Before attending the CFI Leadership Conference, I wasn’t sure what to expect, and now I can say I had no idea how much of an impact it would have on my ideas on skepticism, activism, and involvement in the movement. I never realized how big of a community skeptics, secular humanists, agnostics, atheists, etc. have. During the conference, there were well-informed speakers who went up and gave us tips on how we can grow our clubs on campus and how we can make sure they continue to be active after we are gone. There were so many ideas that we could use on our campus—I was trying to write them all down! (After a while I realized that maybe I should just wait and ask to get a copy of the presentations.) During the breaks and meals I was so excited to meet new people from other college campuses. I was surprised whenever I met someone who would share the same excitement and enthusiasm as I had.
I have been a big fan of CFI since I started reading Skeptical Inquirer as a kid. When I eventually started a skeptics club on my campus, CFI was eager to help; they sent boxes of swag and connected me with amazing guest speakers. This summer, they were gracious enough to invite me to the CFI Leadership Conference at CFI headquarters in New York state. I really wanted to go, but I figured that it was too far away as I live in Vancouver, Canada. Imagine my delight when CFI offered to pay for my travel expenses! In my mind, it would have been both foolish and rude to decline.
On June 17, 2015, white nationalist Dylann Roof entered the Emanuel African Methodist Episcopal Church and shot nine members of that church’s black congregation. Upon being arrested, Roof was discovered to have made numerous online postings about his racial views, including photographs of him draped in the flag of the Confederate States of America. As such, the past few months have seen the reigniting of a debate which has been going on since our Civil War: is it right for southern states to continue waving their flag of secession and slavery?
What did I enjoy at the 2015 CFI Leadership Conference? So much! Seriously, I can’t quantify how much leadership training and information was packed into that weekend, and I think my lack of sleep over the weekend can attest to that. I don’t have the space, and you probably don’t have the time to read all of the things I’ve learned, so I’ll just share some of my favorite parts of the conference.

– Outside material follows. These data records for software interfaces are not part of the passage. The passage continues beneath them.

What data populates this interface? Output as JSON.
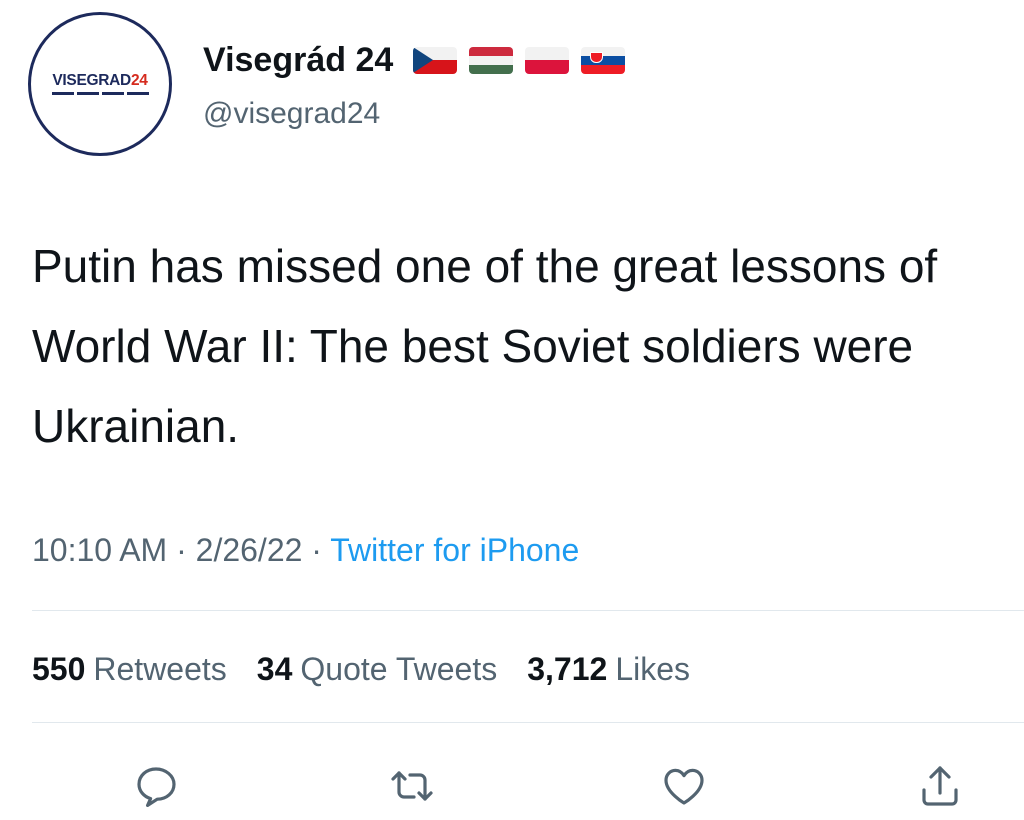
{
  "profile": {
    "avatar_logo_text": "VISEGRAD",
    "avatar_logo_number": "24",
    "display_name": "Visegrád 24",
    "handle": "@visegrad24",
    "flags": [
      "czech-flag",
      "hungary-flag",
      "poland-flag",
      "slovakia-flag"
    ]
  },
  "tweet": {
    "text": "Putin has missed one of the great lessons of World War II: The best Soviet soldiers were Ukrainian.",
    "time": "10:10 AM",
    "date": "2/26/22",
    "separator": " · ",
    "source": "Twitter for iPhone"
  },
  "stats": {
    "retweets_count": "550",
    "retweets_label": "Retweets",
    "quotes_count": "34",
    "quotes_label": "Quote Tweets",
    "likes_count": "3,712",
    "likes_label": "Likes"
  },
  "actions": {
    "icons": [
      "reply-icon",
      "retweet-icon",
      "like-icon",
      "share-icon"
    ]
  },
  "colors": {
    "text": "#0f1419",
    "secondary": "#536471",
    "link": "#1d9bf0",
    "divider": "#e1e8ed",
    "logo_navy": "#1d2a5c",
    "logo_red": "#d52b1e"
  }
}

With the recent passing of the 239th Anniversary of the United States’ Declaration of Independence from Great Britain, it is important for Secular Humanists to look back at history and learn from our forefathers, especially those whose thoughts helped develop what we call Humanism today. Of course, in the United States, one such figure would without a doubt be Thomas Jefferson, the author of the Declaration of Independence.